In August 2005, the community hosted mass demonstrations in opposition to the Israeli government's unilateral disengagement plan, which included the forced evacuation of four settlements to the north of Shavei Shomron, and brought a potential frontier to the settlement's backyard. Following their evacuation and demolition, the community hosted some of the former residents of Homesh and Sa-Nur.

As of 2008, residents of Shavei Shomron were being trained by Mishmeret Yesha in counterterrorism tactics and the use of guns.[5]

References[edit]
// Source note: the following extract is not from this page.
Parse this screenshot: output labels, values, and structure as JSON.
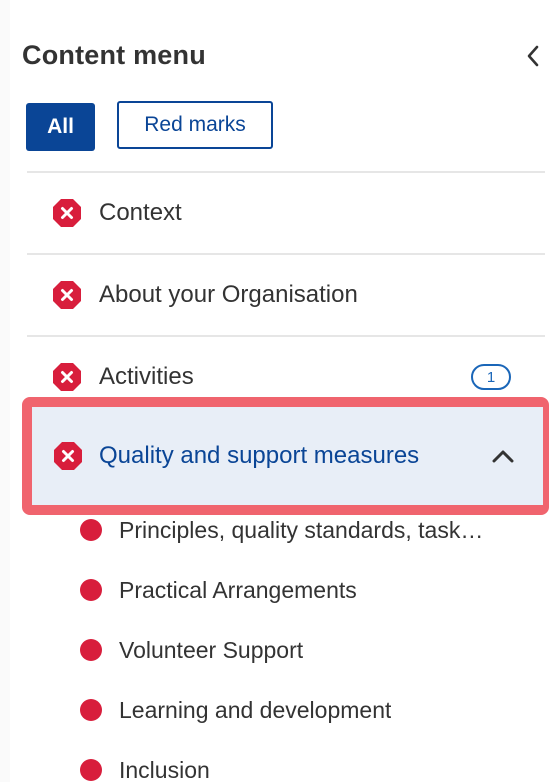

  1. ^ "The Geneva Convention". BBC News. 10 December 2009. Retrieved 27 November 2010. 
  2. ^ The settlers' struggle BBC News. 19 December 2003
  3. ^ Legal Consequences of the Construction of a Wall in the Occupied Palestinian Territory International Court of Justice, 9 July 2004. pp. 44-45
  4. ^ Aronson, Geoffrey (Summer 1996). "Settlement Monitor: Quarterly Update on Developments". Journal of Palestine Studies (University of California Press) 25 (4): p. 130. doi:10.1525/jps.1996.25.4.00p0020q. 
  5. ^ Matthew Wagner (April 4, 2008). "Jews with guns". Jerusalem Post. Retrieved August 23, 2012. 

External links[edit]